The point being that any conflict can be dissected for its outcome, based on observation, but CHANCE determines what really happens, not formulas, not number crunching, not previous conflicts, not odds, and most assuredly not pronouncements of legitimacy. I would hazard that something else comes very much into play, but I don’t want the people here who don’t subscribe to that venue to start flaming about something that’s never been finally decided. But to give a formula for the successful outcome of an insurgency is forgetting that no battle plan survives the first five minutes of the actual battleI think that I need to address "Chance" or "Fate" or "Random Factors" when discussing the outcome of military action.
Yes it is true that the fickle hand of fate gets a vote in every operation. You can't eliminate all risk. But what you can do is minimize risk When talking about setting conditions for success we are really talking about optimizing our odds. The flip side of risk is reward. Don't do a COL Hannibal A-Team risky move to achieve something miniscule, nor would you want to bet it all on a Hail Mary when you could plan ahead and move the ball in much safer moves.
Would you conduct a deliberate attack without a support by fire position? Only if you had no other options right? Such as seizing a beach head or driving an armored task force hard through enemy defenses to get to the position you really need to occupy to block the enemy counter attack. There are very very few "hard and fast" rules when it comes to tactical deployment of forces.
But there are plenty of lessons from history by those who save lives and conserve combat power by minimizing risk. You do this first by studying your own capabilities, the enemy capabilities, and the terrain on which the conflict will take place. Then you TRAIN your forces to minimize your own weaknesses and maximize your own strengths.
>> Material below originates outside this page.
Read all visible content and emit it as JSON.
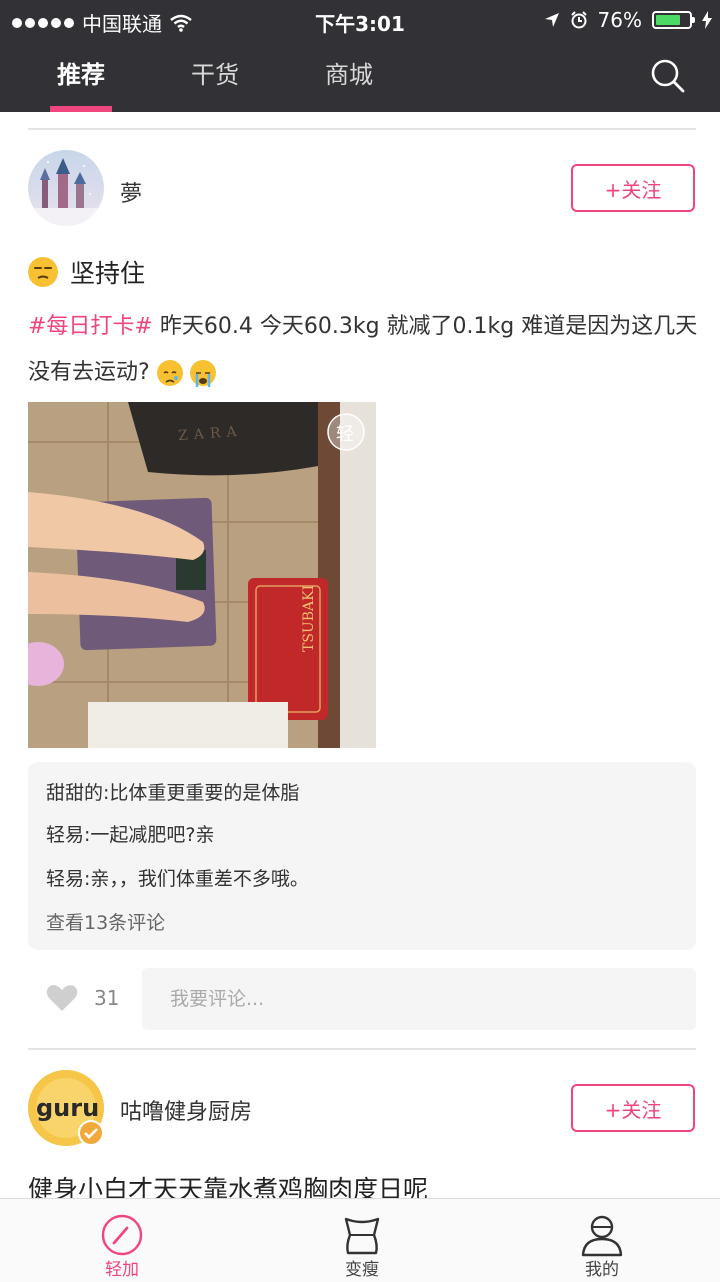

Then you ruthlessly plan to use every advantage at your disposal to achieve your tactical and strategic goals.
You do every damn thing in your power to minimize the fickle hand of fate. Those that say "no plan survives first contact with the enemy" as an excuse not to plan are idiotic simpletons at best, or malicious fools at worst. I believe Sean is only trying to remind people that there are no guarantees in warfare. Dwight Eisenhower even opined that "Plans are worthless, but planning is priceless." to describe the effect of planning and rehearsing prior to operations.
Never let anyone tell you that planning is worthless, that setting conditions is futile. On the flip side know when the 80% solution is achieved and you can push forward and trust your fellow warriors to figure out the remaining 20% as they go along. When I was an NCO all I wanted was an Officer to tell me "Achieve this effect at this place by this time" and let me loose. Now that I am an Officer I want to be able to give those hard charging NCOs indirect fire support, close air support, enemy comms jamming support, pre-planned combat resupply, dedicated medevac assets, easily understood sectors of fire with adjacent units to prevent fractricide, up to date and even live intel feeds to eliminate the fog of war. And all that stuff requires planning, coordination, and deconfliction.
Because if you don't plan, then you are planning to fail. You should go read John Mosby to learn how to train yourself to be fit to fight, and you should study history to train your mind how to think about minimizing risk to stay in the fight. Insurgencies are won by who stays in the fight the longest, and yes, fate has a role to play even in that. But don't be stupid about it.